**What this task involves:**
Work out how many lines below contain "Shadow", then write only that number.

######

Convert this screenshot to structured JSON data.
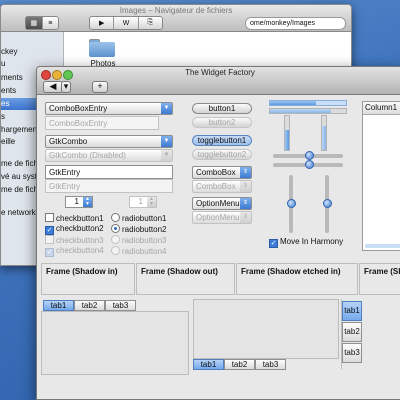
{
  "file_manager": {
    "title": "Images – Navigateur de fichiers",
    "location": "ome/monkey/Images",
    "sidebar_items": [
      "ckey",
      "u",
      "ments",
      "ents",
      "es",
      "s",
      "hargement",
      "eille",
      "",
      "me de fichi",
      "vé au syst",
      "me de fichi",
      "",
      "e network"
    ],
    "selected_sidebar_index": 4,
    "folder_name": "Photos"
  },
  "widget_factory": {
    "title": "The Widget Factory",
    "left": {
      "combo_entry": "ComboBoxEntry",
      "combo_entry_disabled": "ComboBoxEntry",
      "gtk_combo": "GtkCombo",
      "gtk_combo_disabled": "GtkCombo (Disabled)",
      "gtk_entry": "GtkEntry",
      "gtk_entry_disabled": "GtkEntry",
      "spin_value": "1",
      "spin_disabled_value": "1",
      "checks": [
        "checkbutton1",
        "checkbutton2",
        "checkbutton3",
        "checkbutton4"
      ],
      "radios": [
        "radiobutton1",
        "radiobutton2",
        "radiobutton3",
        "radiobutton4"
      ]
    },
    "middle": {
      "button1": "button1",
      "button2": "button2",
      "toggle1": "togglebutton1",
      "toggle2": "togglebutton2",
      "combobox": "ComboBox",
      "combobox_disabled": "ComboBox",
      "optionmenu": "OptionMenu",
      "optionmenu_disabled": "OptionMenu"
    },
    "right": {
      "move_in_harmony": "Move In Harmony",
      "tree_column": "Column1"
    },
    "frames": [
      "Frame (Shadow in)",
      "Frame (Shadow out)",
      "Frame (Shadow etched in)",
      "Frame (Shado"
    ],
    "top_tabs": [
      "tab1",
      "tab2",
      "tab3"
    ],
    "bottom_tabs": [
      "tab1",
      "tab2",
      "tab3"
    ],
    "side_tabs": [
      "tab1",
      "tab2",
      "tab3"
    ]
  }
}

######

**Result below:**
3